In the circumstance that your standard IT operations are already (partly) outsourced, you should verify if security operations services are also part of their overall offering. The benefits here are that many aspects required for proper collaboration have already been evaluated. It’s to be expected that your IT- MSSP will have excellent insight in the technology they provide. They can serve as a SPOC regarding the data you need for security operations in relation to their services, hence minimizing alignment and communication overhead. When your provider does not offer security operations services, they can support you with the selection of a proper vendor as they will have a track record with peer organizations. It’s also worth checking with your upstream management. There could be a preference for a certain supplier, based on relationships they developed over time, additionally this will support you in finding sponsors and stakeholders.
Future demands for security operations
After analyzing your environment and your current needs, you must realize that these must be constantly aligned to the changing demand of your organization. Also, your security operations department will undergo permanent changes due to the ever-evolving threat landscape. In-house or outsourced capability should be ready to scale with your changing needs.
Encompass your current and planned security operations capabilities as foundation towards the decision on what to outsource or operate in-house
Insight and planning are the keys to success. Before you decide on an operational model, select the services you are going to provide to your organization as these are the stepping stones that determine all your needs.
Security operations cannot be built in one day and not all capabilities are necessary in the beginning. Achieve a solid basic operation before moving towards the more complex and advanced parts. A step by step maturity roadmap will support you here. Start with elemental foundational components and processes. They are the foundations where the more advanced functions will be deployed on.
Your overall strategy might be to outsource your entire IT operation, but you will stay accountable and owner of all related risks.
Most security operations service providers will offer standardized services like security monitoring and parts of security engineering and some can actively support with incident response activities. Additional services like staff augmentation, emergency response support, forensics and malware-analytics are offerings that can add extra value when needed. All further customization or deviation from the offered standard services will create extra overhead and complexity. Security operations service providers will charge these to the customers.
The selection a suitable model for your security operations introduces complexity. Its beyond looking at the financial aspects and available resources. You need to define the various aspects that need to be considered that work best for your organization’s individual situation.
Recommendations and action points:
Its important to understand that every organizations will bring unique demands to the table and cannot be directly compared to an industry peer or an organization with a similar size.
- Achieving proper insight in your current and future operation, this is the starting point in making the right choice.
- In-house capabilities are complex and expensive, but they are much closer aligned to the business as the resource know characteristics of the environment.
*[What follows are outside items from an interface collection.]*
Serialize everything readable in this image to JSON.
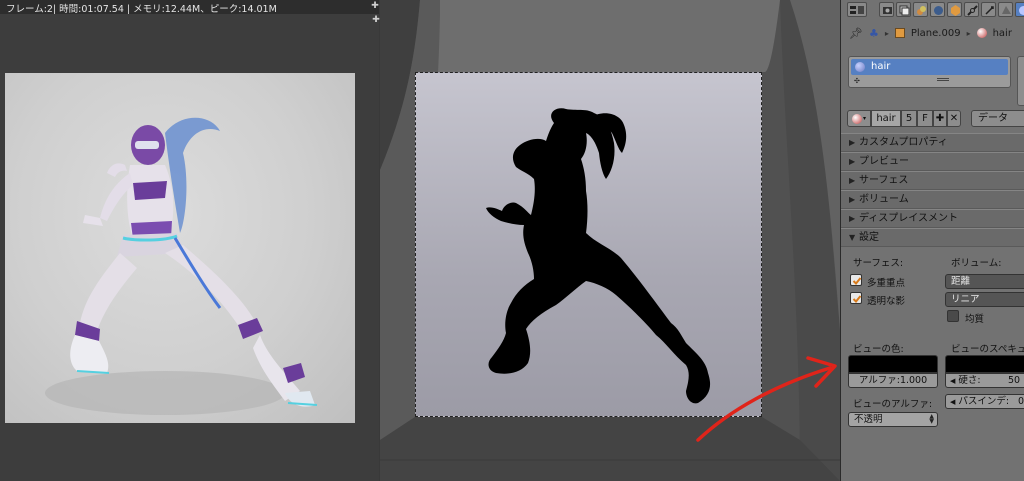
{
  "render": {
    "header_text": "フレーム:2| 時間:01:07.54 | メモリ:12.44M、ピーク:14.01M"
  },
  "properties": {
    "breadcrumb": {
      "object_name": "Plane.009",
      "material_name": "hair"
    },
    "slot": {
      "label": "hair"
    },
    "material_row": {
      "name": "hair",
      "users": "5",
      "fake_user": "F",
      "data_select": "データ"
    },
    "panels": [
      {
        "label": "カスタムプロパティ",
        "tri": "▶"
      },
      {
        "label": "プレビュー",
        "tri": "▶"
      },
      {
        "label": "サーフェス",
        "tri": "▶"
      },
      {
        "label": "ボリューム",
        "tri": "▶"
      },
      {
        "label": "ディスプレイスメント",
        "tri": "▶"
      },
      {
        "label": "設定",
        "tri": "▼"
      }
    ],
    "settings": {
      "surface_label": "サーフェス:",
      "volume_label": "ボリューム:",
      "multiple_importance": "多重重点",
      "transparent_shadows": "透明な影",
      "volume_sampling": "距離",
      "volume_interpolation": "リニア",
      "homogeneous": "均質",
      "viewport_color_label": "ビューの色:",
      "viewport_specular_label": "ビューのスペキュ",
      "alpha_field": "アルファ:1.000",
      "hardness_label": "硬さ:",
      "hardness_value": "50",
      "viewport_alpha_label": "ビューのアルファ:",
      "pass_index_label": "パスインデ:",
      "pass_index_value": "0",
      "blend_mode": "不透明"
    },
    "colors": {
      "selected_slot": "#5680c2",
      "annotation_arrow": "#e0241a"
    }
  }
}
Nevertheless, many organizations will benefit from a proper mix of outsourced and in-house capabilities.
- Start developing basic standardized and repeatable tasks and processes before you continue with the more advanced topic.
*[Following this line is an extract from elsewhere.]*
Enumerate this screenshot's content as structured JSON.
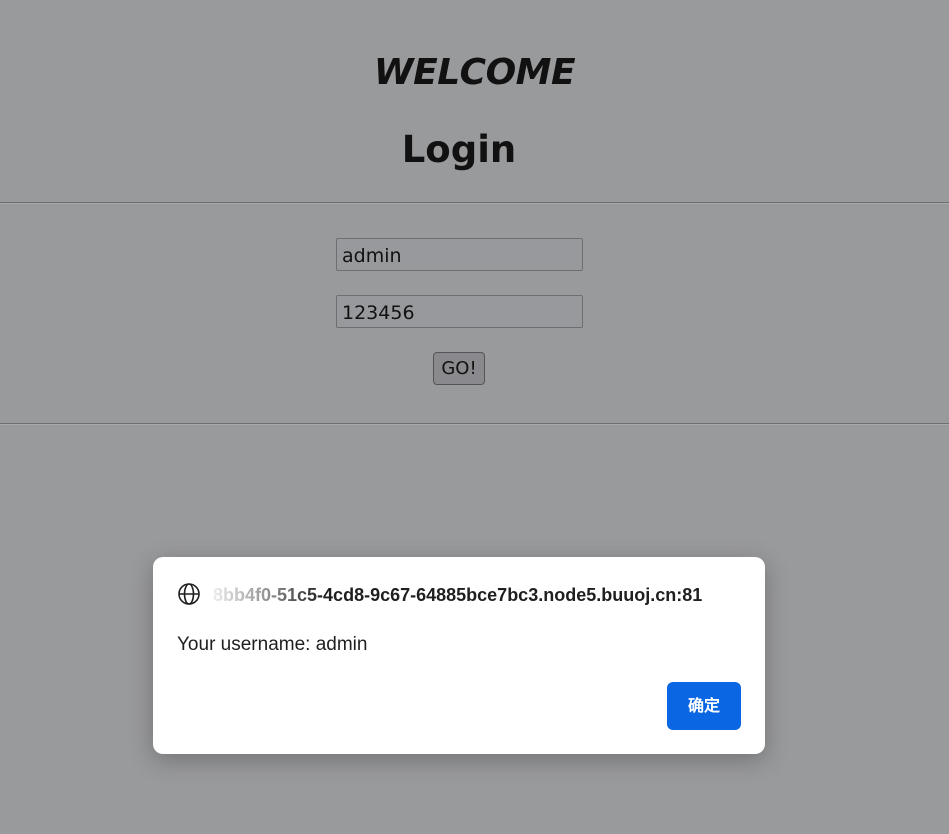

- It’s crucial to bring business stakeholders and their needs into the equation.
- Evangelize that providing quality security is not a sole technical IT task.
- Evaluate your services one a regular base and make sure you can switch to a more fitting your operational model that suits your needs best. Avoid long term vendor lock-in.